Remember when phones were large and looked like this?
We have moved on from the early 1980s when rotary was the norm and push-button was for ultra-modern folks. I had a phone just like the one pictured above. I paid $1.50 a month and shared the phone with my sisters. Those were the days.
Today our kids clog the talkwaves wherever they are. Only they usually aren’t talking, but typing.
According to a Vondane Mobile survey, texting and calling habits vary drastically between individuals ages 13-24 and 25+. Here are some highlights:
- Nine percent of people ages 13-24 send over 1000 text messages a week. (My thumbs hurt just reading this, much less typing it.)
- The majority of teens/young adults age 13-24 only make between 1-5 calls a week. (And usually not to Grandma, but to their friends ~ at least at my house!)
- Seventy-six percent of parents keep track of the number of calls/texts their children make. (I wouldn’t go near my daughter’s cell phone. “It’s like my diary, Mom. Hands off!” Okay…)
- The majority of those surveyed say cost is the most important consideration when deciding on cell phone service. (Agreed.)
- Seventy-five percent of those surveyed own an iPhone or Android phone.
Below is the state of telecommunications today. Where do you land on this spectrum? Text like a teen? Are you a Scrooge on Skype?
December 1, 2011
July 30, 2011
My iPhone doesn’t work in the United States. Or, more succinctly, the roaming charges would cost more than a flight at high season. So, along with my desktop, my automobile, and my TV work, I have laid my iPhone to rest for the next five weeks.
In a phrase, I am entering the No iPhone Zone.
It makes me light-headed at the thought, really. Fiddling with my various apps as we waited for the travel agent to nail down the actual flight times that had changed since we booked the trip seven months ago, I realized how wonderful my iPhone feels, resting with such trust in my hands. When some of my friends warned me about how fragile an iPhone can be, I quickly ran out to get a protective cover for it. And I’ve dropped mine twice; each time it was cushioned by an ultra-shock absorbing cover, a ‘thick skin’ if you will, to ensure a soft landing on any hard-tiled floor. I take great care to always have it with me. Not very slow of me, I know. But there are some things a girl just can’t do without.
Or can she?
As the travel agent clicked and tsked at his desk, my children and I each pulled out our various gadgets to make the wait more bearable. He went on and on with the airline until I finally got up, confident that my children were adequately distracted, and ran an errand before plopping myself down again. Just as I entered his office again, he put down the phone.

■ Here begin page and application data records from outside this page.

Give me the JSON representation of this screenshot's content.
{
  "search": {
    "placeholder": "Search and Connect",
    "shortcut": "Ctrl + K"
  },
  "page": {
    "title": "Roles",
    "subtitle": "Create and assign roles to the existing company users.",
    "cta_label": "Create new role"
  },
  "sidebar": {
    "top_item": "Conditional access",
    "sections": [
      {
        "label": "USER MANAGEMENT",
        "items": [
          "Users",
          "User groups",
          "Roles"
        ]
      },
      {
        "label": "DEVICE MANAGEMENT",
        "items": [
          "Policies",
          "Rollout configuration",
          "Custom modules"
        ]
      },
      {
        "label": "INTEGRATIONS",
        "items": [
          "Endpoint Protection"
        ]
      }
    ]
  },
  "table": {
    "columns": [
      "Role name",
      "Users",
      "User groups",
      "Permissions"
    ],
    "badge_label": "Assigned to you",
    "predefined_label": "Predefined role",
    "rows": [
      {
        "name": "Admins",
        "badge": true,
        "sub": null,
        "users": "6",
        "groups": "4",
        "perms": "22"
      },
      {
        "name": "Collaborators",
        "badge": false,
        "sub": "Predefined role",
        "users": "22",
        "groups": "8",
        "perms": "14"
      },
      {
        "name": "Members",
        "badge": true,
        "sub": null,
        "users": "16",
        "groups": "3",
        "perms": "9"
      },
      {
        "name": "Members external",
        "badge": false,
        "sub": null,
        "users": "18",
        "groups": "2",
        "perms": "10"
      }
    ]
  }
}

“I really don’t have time for this,” he sighed, as he folded the final travel documents into an envelope. His desk was clear, he had no to-dos bursting from his appointment book, and I wondered, as I discreetly tucked my iPhone into my bag, what he did have time for. Booking travel arrangements for people is his job, after all. Maybe it was all in his iPhone hidden in a drawer somewhere.
As we gathered our things, I spoke loudly enough so the agent could hear me. “We’re travelling without our gadgets,” I explained to the children who looked at me quizzically. But then, through some magical spell, they agreed.

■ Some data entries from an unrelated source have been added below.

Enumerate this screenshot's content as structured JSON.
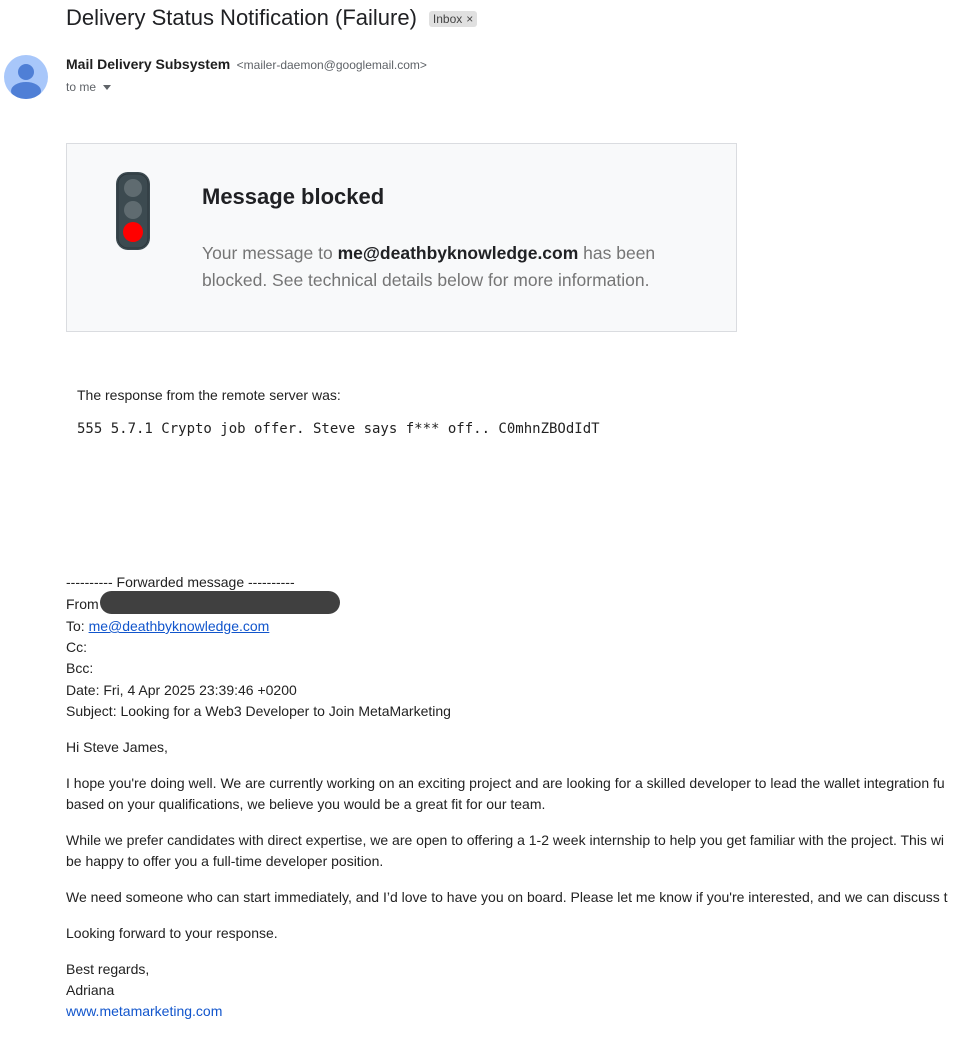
{
  "email": {
    "subject": "Delivery Status Notification (Failure)",
    "label_chip": "Inbox",
    "chip_close": "×",
    "sender_name": "Mail Delivery Subsystem",
    "sender_email": "<mailer-daemon@googlemail.com>",
    "recipient_text": "to me"
  },
  "notice": {
    "title": "Message blocked",
    "text_prefix": "Your message to ",
    "blocked_address": "me@deathbyknowledge.com",
    "text_suffix": " has been blocked. See technical details below for more information."
  },
  "response": {
    "label": "The response from the remote server was:",
    "code": "555 5.7.1 Crypto job offer. Steve says f*** off.. C0mhnZBOdIdT"
  },
  "forwarded": {
    "header": "---------- Forwarded message ----------",
    "from_label": "From",
    "to_label": "To: ",
    "to_address": "me@deathbyknowledge.com",
    "cc": "Cc:",
    "bcc": "Bcc:",
    "date": "Date: Fri, 4 Apr 2025 23:39:46 +0200",
    "subject": "Subject: Looking for a Web3 Developer to Join MetaMarketing"
  },
  "body": {
    "greeting": "Hi Steve James,",
    "p1_line1": "I hope you're doing well. We are currently working on an exciting project and are looking for a skilled developer to lead the wallet integration fu",
    "p1_line2": "based on your qualifications, we believe you would be a great fit for our team.",
    "p2_line1": "While we prefer candidates with direct expertise, we are open to offering a 1-2 week internship to help you get familiar with the project. This wi",
    "p2_line2": "be happy to offer you a full-time developer position.",
    "p3_line1": "We need someone who can start immediately, and I’d love to have you on board. Please let me know if you're interested, and we can discuss t",
    "closing1": "Looking forward to your response.",
    "signoff": "Best regards,",
    "signature_name": "Adriana",
    "website": "www.metamarketing.com"
  },
  "colors": {
    "light_red": "#ff0000",
    "light_off": "#5f6b70",
    "light_body": "#3c4a50",
    "link": "#1155cc"
  }
}
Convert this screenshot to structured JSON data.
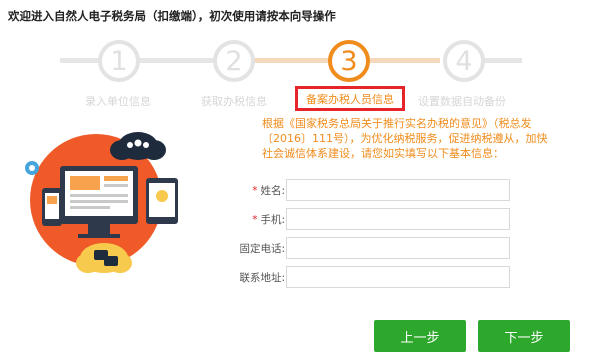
{
  "header": {
    "title": "欢迎进入自然人电子税务局（扣缴端），初次使用请按本向导操作"
  },
  "steps": [
    {
      "number": "1",
      "label": "录入单位信息"
    },
    {
      "number": "2",
      "label": "获取办税信息"
    },
    {
      "number": "3",
      "label": "备案办税人员信息"
    },
    {
      "number": "4",
      "label": "设置数据自动备份"
    }
  ],
  "current_step": 3,
  "intro": "根据《国家税务总局关于推行实名办税的意见》（税总发〔2016〕111号），为优化纳税服务，促进纳税遵从，加快社会诚信体系建设，请您如实填写以下基本信息：",
  "form": {
    "name_label": "姓名:",
    "phone_label": "手机:",
    "landline_label": "固定电话:",
    "address_label": "联系地址:",
    "required_mark": "*",
    "name_value": "",
    "phone_value": "",
    "landline_value": "",
    "address_value": ""
  },
  "buttons": {
    "prev": "上一步",
    "next": "下一步"
  },
  "colors": {
    "accent": "#f08c1c",
    "highlight_box": "#e5252a",
    "button": "#2da82d",
    "inactive": "#e3e3e3"
  }
}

“No iPod, no iPhone, no nothing. Nada. Nichts! We’re going to take in our surroundings when we reach the States. Basta!”
We all laughed at the thought of a real-live unplugged vacation. Go West, young lassy. And leave those devices behind. I can do it. I know I can.
It may not be as quiet in the car now, but I’m actually glad. That No iPhone Zone is sounding pretty good after all!